[Extracted material — start]
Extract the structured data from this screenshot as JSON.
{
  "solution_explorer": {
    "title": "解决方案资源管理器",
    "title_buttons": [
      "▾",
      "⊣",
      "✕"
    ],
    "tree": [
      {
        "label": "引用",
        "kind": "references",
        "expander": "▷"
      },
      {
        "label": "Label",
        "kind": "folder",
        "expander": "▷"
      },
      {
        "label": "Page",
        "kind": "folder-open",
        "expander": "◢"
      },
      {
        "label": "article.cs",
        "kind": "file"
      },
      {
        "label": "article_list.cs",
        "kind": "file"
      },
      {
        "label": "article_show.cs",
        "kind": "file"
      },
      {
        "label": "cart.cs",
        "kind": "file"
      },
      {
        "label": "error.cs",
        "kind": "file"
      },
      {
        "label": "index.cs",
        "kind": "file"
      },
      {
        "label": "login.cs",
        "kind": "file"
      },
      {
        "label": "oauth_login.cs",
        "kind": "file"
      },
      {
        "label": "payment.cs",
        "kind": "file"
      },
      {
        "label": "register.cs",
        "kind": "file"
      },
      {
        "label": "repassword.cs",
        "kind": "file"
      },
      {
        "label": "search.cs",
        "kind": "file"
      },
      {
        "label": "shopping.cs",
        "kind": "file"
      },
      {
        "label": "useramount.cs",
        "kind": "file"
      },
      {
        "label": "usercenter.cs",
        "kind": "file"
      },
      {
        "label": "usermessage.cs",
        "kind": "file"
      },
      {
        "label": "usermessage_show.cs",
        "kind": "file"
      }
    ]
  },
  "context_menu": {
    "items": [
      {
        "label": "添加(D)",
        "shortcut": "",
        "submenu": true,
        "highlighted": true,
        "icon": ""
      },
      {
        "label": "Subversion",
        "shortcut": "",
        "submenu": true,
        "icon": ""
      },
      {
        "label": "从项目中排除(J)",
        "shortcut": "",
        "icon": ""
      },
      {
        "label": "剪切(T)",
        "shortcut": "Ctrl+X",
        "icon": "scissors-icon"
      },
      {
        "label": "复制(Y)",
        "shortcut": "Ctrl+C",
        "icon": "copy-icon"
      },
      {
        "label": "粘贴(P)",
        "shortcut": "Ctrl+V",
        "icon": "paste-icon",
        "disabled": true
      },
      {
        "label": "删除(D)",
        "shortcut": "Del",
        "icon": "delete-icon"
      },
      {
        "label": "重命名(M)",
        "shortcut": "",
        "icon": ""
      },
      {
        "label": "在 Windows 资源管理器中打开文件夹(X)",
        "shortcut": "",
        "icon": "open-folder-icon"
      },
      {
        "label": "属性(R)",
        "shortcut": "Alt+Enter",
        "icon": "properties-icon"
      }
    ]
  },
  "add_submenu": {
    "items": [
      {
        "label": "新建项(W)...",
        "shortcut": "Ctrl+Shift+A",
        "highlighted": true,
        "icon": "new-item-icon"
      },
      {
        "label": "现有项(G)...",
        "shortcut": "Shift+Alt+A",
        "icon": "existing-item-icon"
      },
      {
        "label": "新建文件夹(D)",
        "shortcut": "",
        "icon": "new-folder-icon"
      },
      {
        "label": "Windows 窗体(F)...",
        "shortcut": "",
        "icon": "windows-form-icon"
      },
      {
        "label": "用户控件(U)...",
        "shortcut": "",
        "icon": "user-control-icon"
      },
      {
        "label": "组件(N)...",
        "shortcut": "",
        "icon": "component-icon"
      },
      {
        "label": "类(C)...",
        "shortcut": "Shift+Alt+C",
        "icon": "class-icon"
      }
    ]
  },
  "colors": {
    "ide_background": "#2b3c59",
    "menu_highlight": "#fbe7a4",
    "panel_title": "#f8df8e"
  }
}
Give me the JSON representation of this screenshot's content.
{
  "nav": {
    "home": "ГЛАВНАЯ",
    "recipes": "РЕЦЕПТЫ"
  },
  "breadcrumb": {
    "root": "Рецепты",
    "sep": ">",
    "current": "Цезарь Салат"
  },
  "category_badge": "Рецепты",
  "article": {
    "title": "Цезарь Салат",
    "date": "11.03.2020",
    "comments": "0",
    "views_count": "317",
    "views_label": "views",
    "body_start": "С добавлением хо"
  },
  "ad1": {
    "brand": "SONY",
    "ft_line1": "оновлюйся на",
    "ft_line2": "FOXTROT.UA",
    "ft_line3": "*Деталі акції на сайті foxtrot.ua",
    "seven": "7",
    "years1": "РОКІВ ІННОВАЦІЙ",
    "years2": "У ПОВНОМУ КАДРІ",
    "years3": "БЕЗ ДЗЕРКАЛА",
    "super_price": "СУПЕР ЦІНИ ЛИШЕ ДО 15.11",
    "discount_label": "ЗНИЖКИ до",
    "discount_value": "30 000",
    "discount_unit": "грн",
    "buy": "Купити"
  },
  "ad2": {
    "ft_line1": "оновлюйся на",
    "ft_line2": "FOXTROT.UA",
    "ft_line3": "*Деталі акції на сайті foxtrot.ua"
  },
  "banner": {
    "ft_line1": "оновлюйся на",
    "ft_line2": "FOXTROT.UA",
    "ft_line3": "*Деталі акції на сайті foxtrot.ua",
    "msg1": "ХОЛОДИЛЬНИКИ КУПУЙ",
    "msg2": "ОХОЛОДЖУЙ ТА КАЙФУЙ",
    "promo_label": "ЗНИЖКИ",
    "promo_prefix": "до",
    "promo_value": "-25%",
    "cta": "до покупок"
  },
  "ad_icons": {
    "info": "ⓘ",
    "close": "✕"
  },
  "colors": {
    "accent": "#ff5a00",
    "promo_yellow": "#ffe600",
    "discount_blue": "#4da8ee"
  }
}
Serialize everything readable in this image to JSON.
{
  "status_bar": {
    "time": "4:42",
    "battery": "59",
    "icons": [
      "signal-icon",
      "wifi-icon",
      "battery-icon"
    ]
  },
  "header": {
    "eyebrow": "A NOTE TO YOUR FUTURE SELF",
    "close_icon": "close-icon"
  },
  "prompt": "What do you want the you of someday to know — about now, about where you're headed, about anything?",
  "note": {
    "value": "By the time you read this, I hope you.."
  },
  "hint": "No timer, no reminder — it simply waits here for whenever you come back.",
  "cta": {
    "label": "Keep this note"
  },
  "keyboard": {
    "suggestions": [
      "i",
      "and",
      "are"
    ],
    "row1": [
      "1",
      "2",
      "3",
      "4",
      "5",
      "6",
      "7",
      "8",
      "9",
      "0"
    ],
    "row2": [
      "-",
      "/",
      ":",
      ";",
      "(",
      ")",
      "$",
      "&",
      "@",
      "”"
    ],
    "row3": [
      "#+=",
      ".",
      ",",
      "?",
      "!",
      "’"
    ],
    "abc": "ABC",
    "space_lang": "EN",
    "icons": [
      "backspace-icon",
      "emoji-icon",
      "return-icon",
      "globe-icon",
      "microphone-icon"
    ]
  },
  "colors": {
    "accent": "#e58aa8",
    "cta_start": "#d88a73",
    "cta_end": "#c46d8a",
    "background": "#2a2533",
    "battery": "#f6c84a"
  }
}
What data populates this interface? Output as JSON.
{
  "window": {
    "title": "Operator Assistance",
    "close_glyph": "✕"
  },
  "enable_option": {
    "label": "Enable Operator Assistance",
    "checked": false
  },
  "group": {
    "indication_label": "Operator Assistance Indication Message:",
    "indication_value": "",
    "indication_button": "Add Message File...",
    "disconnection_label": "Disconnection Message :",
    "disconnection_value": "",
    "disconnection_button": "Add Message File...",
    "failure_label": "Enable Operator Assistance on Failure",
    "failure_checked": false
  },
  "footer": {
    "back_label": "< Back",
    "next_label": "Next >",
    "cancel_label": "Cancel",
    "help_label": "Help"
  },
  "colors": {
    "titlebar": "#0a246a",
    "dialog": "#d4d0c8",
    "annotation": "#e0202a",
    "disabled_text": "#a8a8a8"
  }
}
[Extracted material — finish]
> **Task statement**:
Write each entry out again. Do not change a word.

> **Output of the task**:
Extract the structured data from this screenshot as JSON.
{
  "solution_explorer": {
    "title": "解决方案资源管理器",
    "title_buttons": [
      "▾",
      "⊣",
      "✕"
    ],
    "tree": [
      {
        "label": "引用",
        "kind": "references",
        "expander": "▷"
      },
      {
        "label": "Label",
        "kind": "folder",
        "expander": "▷"
      },
      {
        "label": "Page",
        "kind": "folder-open",
        "expander": "◢"
      },
      {
        "label": "article.cs",
        "kind": "file"
      },
      {
        "label": "article_list.cs",
        "kind": "file"
      },
      {
        "label": "article_show.cs",
        "kind": "file"
      },
      {
        "label": "cart.cs",
        "kind": "file"
      },
      {
        "label": "error.cs",
        "kind": "file"
      },
      {
        "label": "index.cs",
        "kind": "file"
      },
      {
        "label": "login.cs",
        "kind": "file"
      },
      {
        "label": "oauth_login.cs",
        "kind": "file"
      },
      {
        "label": "payment.cs",
        "kind": "file"
      },
      {
        "label": "register.cs",
        "kind": "file"
      },
      {
        "label": "repassword.cs",
        "kind": "file"
      },
      {
        "label": "search.cs",
        "kind": "file"
      },
      {
        "label": "shopping.cs",
        "kind": "file"
      },
      {
        "label": "useramount.cs",
        "kind": "file"
      },
      {
        "label": "usercenter.cs",
        "kind": "file"
      },
      {
        "label": "usermessage.cs",
        "kind": "file"
      },
      {
        "label": "usermessage_show.cs",
        "kind": "file"
      }
    ]
  },
  "context_menu": {
    "items": [
      {
        "label": "添加(D)",
        "shortcut": "",
        "submenu": true,
        "highlighted": true,
        "icon": ""
      },
      {
        "label": "Subversion",
        "shortcut": "",
        "submenu": true,
        "icon": ""
      },
      {
        "label": "从项目中排除(J)",
        "shortcut": "",
        "icon": ""
      },
      {
        "label": "剪切(T)",
        "shortcut": "Ctrl+X",
        "icon": "scissors-icon"
      },
      {
        "label": "复制(Y)",
        "shortcut": "Ctrl+C",
        "icon": "copy-icon"
      },
      {
        "label": "粘贴(P)",
        "shortcut": "Ctrl+V",
        "icon": "paste-icon",
        "disabled": true
      },
      {
        "label": "删除(D)",
        "shortcut": "Del",
        "icon": "delete-icon"
      },
      {
        "label": "重命名(M)",
        "shortcut": "",
        "icon": ""
      },
      {
        "label": "在 Windows 资源管理器中打开文件夹(X)",
        "shortcut": "",
        "icon": "open-folder-icon"
      },
      {
        "label": "属性(R)",
        "shortcut": "Alt+Enter",
        "icon": "properties-icon"
      }
    ]
  },
  "add_submenu": {
    "items": [
      {
        "label": "新建项(W)...",
        "shortcut": "Ctrl+Shift+A",
        "highlighted": true,
        "icon": "new-item-icon"
      },
      {
        "label": "现有项(G)...",
        "shortcut": "Shift+Alt+A",
        "icon": "existing-item-icon"
      },
      {
        "label": "新建文件夹(D)",
        "shortcut": "",
        "icon": "new-folder-icon"
      },
      {
        "label": "Windows 窗体(F)...",
        "shortcut": "",
        "icon": "windows-form-icon"
      },
      {
        "label": "用户控件(U)...",
        "shortcut": "",
        "icon": "user-control-icon"
      },
      {
        "label": "组件(N)...",
        "shortcut": "",
        "icon": "component-icon"
      },
      {
        "label": "类(C)...",
        "shortcut": "Shift+Alt+C",
        "icon": "class-icon"
      }
    ]
  },
  "colors": {
    "ide_background": "#2b3c59",
    "menu_highlight": "#fbe7a4",
    "panel_title": "#f8df8e"
  }
}
Give me the JSON representation of this screenshot's content.
{
  "nav": {
    "home": "ГЛАВНАЯ",
    "recipes": "РЕЦЕПТЫ"
  },
  "breadcrumb": {
    "root": "Рецепты",
    "sep": ">",
    "current": "Цезарь Салат"
  },
  "category_badge": "Рецепты",
  "article": {
    "title": "Цезарь Салат",
    "date": "11.03.2020",
    "comments": "0",
    "views_count": "317",
    "views_label": "views",
    "body_start": "С добавлением хо"
  },
  "ad1": {
    "brand": "SONY",
    "ft_line1": "оновлюйся на",
    "ft_line2": "FOXTROT.UA",
    "ft_line3": "*Деталі акції на сайті foxtrot.ua",
    "seven": "7",
    "years1": "РОКІВ ІННОВАЦІЙ",
    "years2": "У ПОВНОМУ КАДРІ",
    "years3": "БЕЗ ДЗЕРКАЛА",
    "super_price": "СУПЕР ЦІНИ ЛИШЕ ДО 15.11",
    "discount_label": "ЗНИЖКИ до",
    "discount_value": "30 000",
    "discount_unit": "грн",
    "buy": "Купити"
  },
  "ad2": {
    "ft_line1": "оновлюйся на",
    "ft_line2": "FOXTROT.UA",
    "ft_line3": "*Деталі акції на сайті foxtrot.ua"
  },
  "banner": {
    "ft_line1": "оновлюйся на",
    "ft_line2": "FOXTROT.UA",
    "ft_line3": "*Деталі акції на сайті foxtrot.ua",
    "msg1": "ХОЛОДИЛЬНИКИ КУПУЙ",
    "msg2": "ОХОЛОДЖУЙ ТА КАЙФУЙ",
    "promo_label": "ЗНИЖКИ",
    "promo_prefix": "до",
    "promo_value": "-25%",
    "cta": "до покупок"
  },
  "ad_icons": {
    "info": "ⓘ",
    "close": "✕"
  },
  "colors": {
    "accent": "#ff5a00",
    "promo_yellow": "#ffe600",
    "discount_blue": "#4da8ee"
  }
}
Serialize everything readable in this image to JSON.
{
  "status_bar": {
    "time": "4:42",
    "battery": "59",
    "icons": [
      "signal-icon",
      "wifi-icon",
      "battery-icon"
    ]
  },
  "header": {
    "eyebrow": "A NOTE TO YOUR FUTURE SELF",
    "close_icon": "close-icon"
  },
  "prompt": "What do you want the you of someday to know — about now, about where you're headed, about anything?",
  "note": {
    "value": "By the time you read this, I hope you.."
  },
  "hint": "No timer, no reminder — it simply waits here for whenever you come back.",
  "cta": {
    "label": "Keep this note"
  },
  "keyboard": {
    "suggestions": [
      "i",
      "and",
      "are"
    ],
    "row1": [
      "1",
      "2",
      "3",
      "4",
      "5",
      "6",
      "7",
      "8",
      "9",
      "0"
    ],
    "row2": [
      "-",
      "/",
      ":",
      ";",
      "(",
      ")",
      "$",
      "&",
      "@",
      "”"
    ],
    "row3": [
      "#+=",
      ".",
      ",",
      "?",
      "!",
      "’"
    ],
    "abc": "ABC",
    "space_lang": "EN",
    "icons": [
      "backspace-icon",
      "emoji-icon",
      "return-icon",
      "globe-icon",
      "microphone-icon"
    ]
  },
  "colors": {
    "accent": "#e58aa8",
    "cta_start": "#d88a73",
    "cta_end": "#c46d8a",
    "background": "#2a2533",
    "battery": "#f6c84a"
  }
}
What data populates this interface? Output as JSON.
{
  "window": {
    "title": "Operator Assistance",
    "close_glyph": "✕"
  },
  "enable_option": {
    "label": "Enable Operator Assistance",
    "checked": false
  },
  "group": {
    "indication_label": "Operator Assistance Indication Message:",
    "indication_value": "",
    "indication_button": "Add Message File...",
    "disconnection_label": "Disconnection Message :",
    "disconnection_value": "",
    "disconnection_button": "Add Message File...",
    "failure_label": "Enable Operator Assistance on Failure",
    "failure_checked": false
  },
  "footer": {
    "back_label": "< Back",
    "next_label": "Next >",
    "cancel_label": "Cancel",
    "help_label": "Help"
  },
  "colors": {
    "titlebar": "#0a246a",
    "dialog": "#d4d0c8",
    "annotation": "#e0202a",
    "disabled_text": "#a8a8a8"
  }
}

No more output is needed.